Eleven new moons found orbiting Jupiter
May 17 2002
American astronomers announced they had discovered 11 new
moons around Jupiter, which brings the total number of
satellites orbiting the planet to 39.
The discovery places Jupiter as the planet with the most
satellites, ahead of Saturn, which has 30, astronomers at
the University of Hawaii said on Thursday.
The discovery was made mid-December 2001 using the
Canada-France-Hawaii Telescope (CFHT) by university
astronomers led by Scott Sheppard and David Jewill.
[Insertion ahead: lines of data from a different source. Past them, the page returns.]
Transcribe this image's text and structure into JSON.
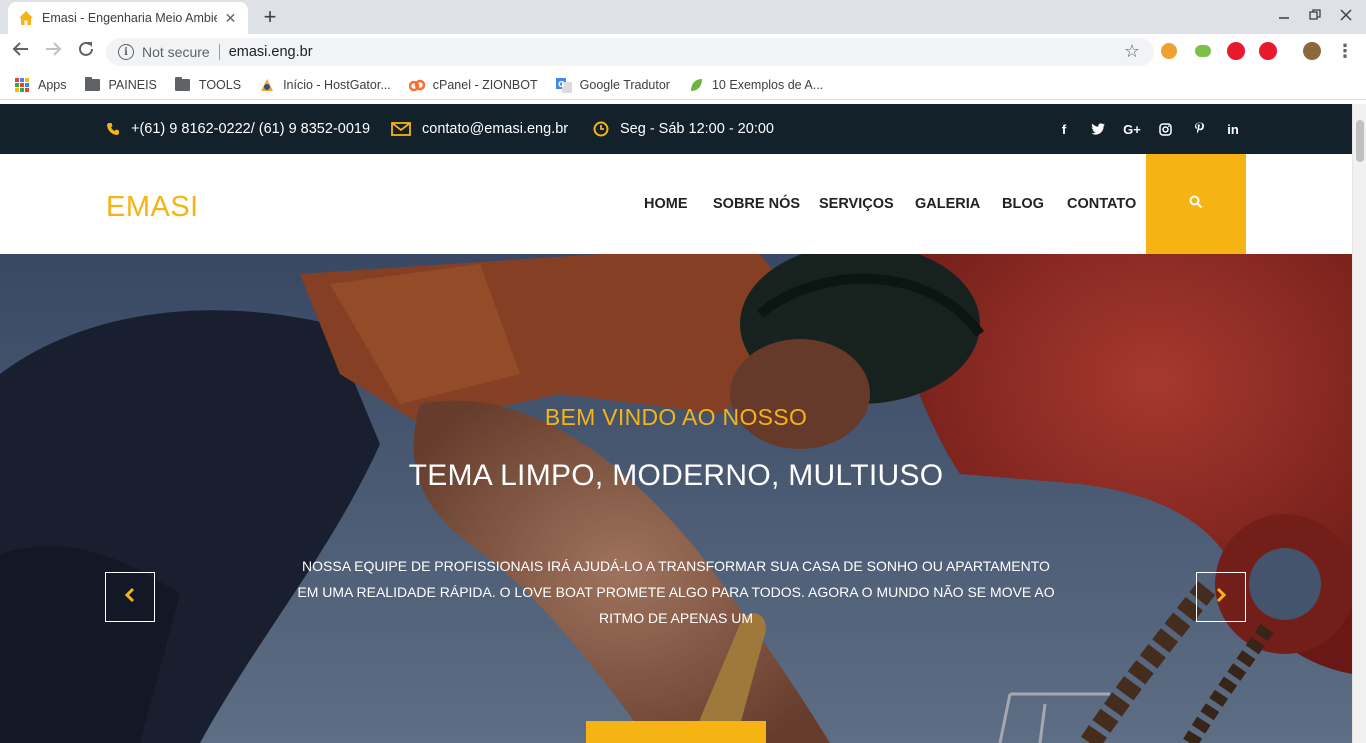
{
  "browser": {
    "tab_title": "Emasi - Engenharia Meio Ambiente",
    "security_label": "Not secure",
    "url": "emasi.eng.br",
    "bookmarks": [
      {
        "label": "Apps",
        "icon": "apps-grid-icon"
      },
      {
        "label": "PAINEIS",
        "icon": "folder-icon"
      },
      {
        "label": "TOOLS",
        "icon": "folder-icon"
      },
      {
        "label": "Início - HostGator...",
        "icon": "hostgator-icon"
      },
      {
        "label": "cPanel - ZIONBOT",
        "icon": "cpanel-icon"
      },
      {
        "label": "Google Tradutor",
        "icon": "google-translate-icon"
      },
      {
        "label": "10 Exemplos de A...",
        "icon": "leaf-icon"
      }
    ]
  },
  "site": {
    "colors": {
      "accent": "#f5b414",
      "topbar_bg": "#13212b"
    },
    "topbar": {
      "phone": "+(61) 9 8162-0222/ (61) 9 8352-0019",
      "email": "contato@emasi.eng.br",
      "hours": "Seg - Sáb 12:00 - 20:00",
      "social": [
        "f",
        "twitter",
        "G+",
        "instagram",
        "pinterest",
        "in"
      ]
    },
    "header": {
      "logo": "EMASI",
      "nav": [
        "HOME",
        "SOBRE NÓS",
        "SERVIÇOS",
        "GALERIA",
        "BLOG",
        "CONTATO"
      ]
    },
    "hero": {
      "subtitle": "BEM VINDO AO NOSSO",
      "title": "TEMA LIMPO, MODERNO, MULTIUSO",
      "text": "NOSSA EQUIPE DE PROFISSIONAIS IRÁ AJUDÁ-LO A TRANSFORMAR SUA CASA DE SONHO OU APARTAMENTO EM UMA REALIDADE RÁPIDA. O LOVE BOAT PROMETE ALGO PARA TODOS. AGORA O MUNDO NÃO SE MOVE AO RITMO DE APENAS UM"
    }
  }
}
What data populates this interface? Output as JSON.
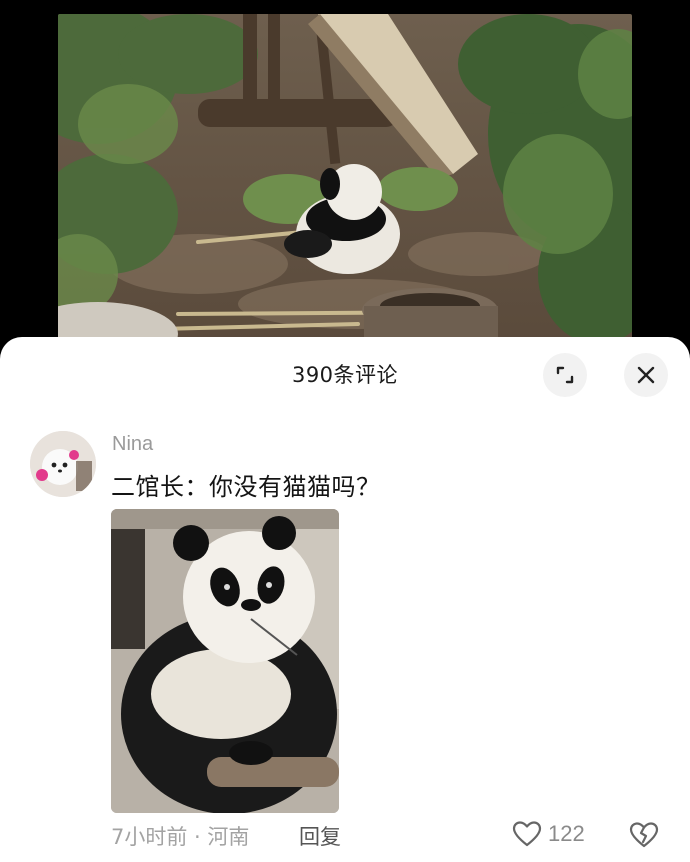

The CFHT, located in Mauna Kea on the main island of Hawaii,
is equipped with a numeric high resolution camera called the
The new moons have diameters ranging between two and four
kilometres, and all are irregular in shape, and have
eccentric orbits with steep slopes.
The photos were analysed using powerful computers, and the
moons identified then followed for several months by the
University of Hawaii telescope, also located at Mauna Kea.
Close scrutiny confirmed the satellites' orbits showing they
were moons and not asteroids.
Jupiter's four main moons are Io, Europa, Ganymede and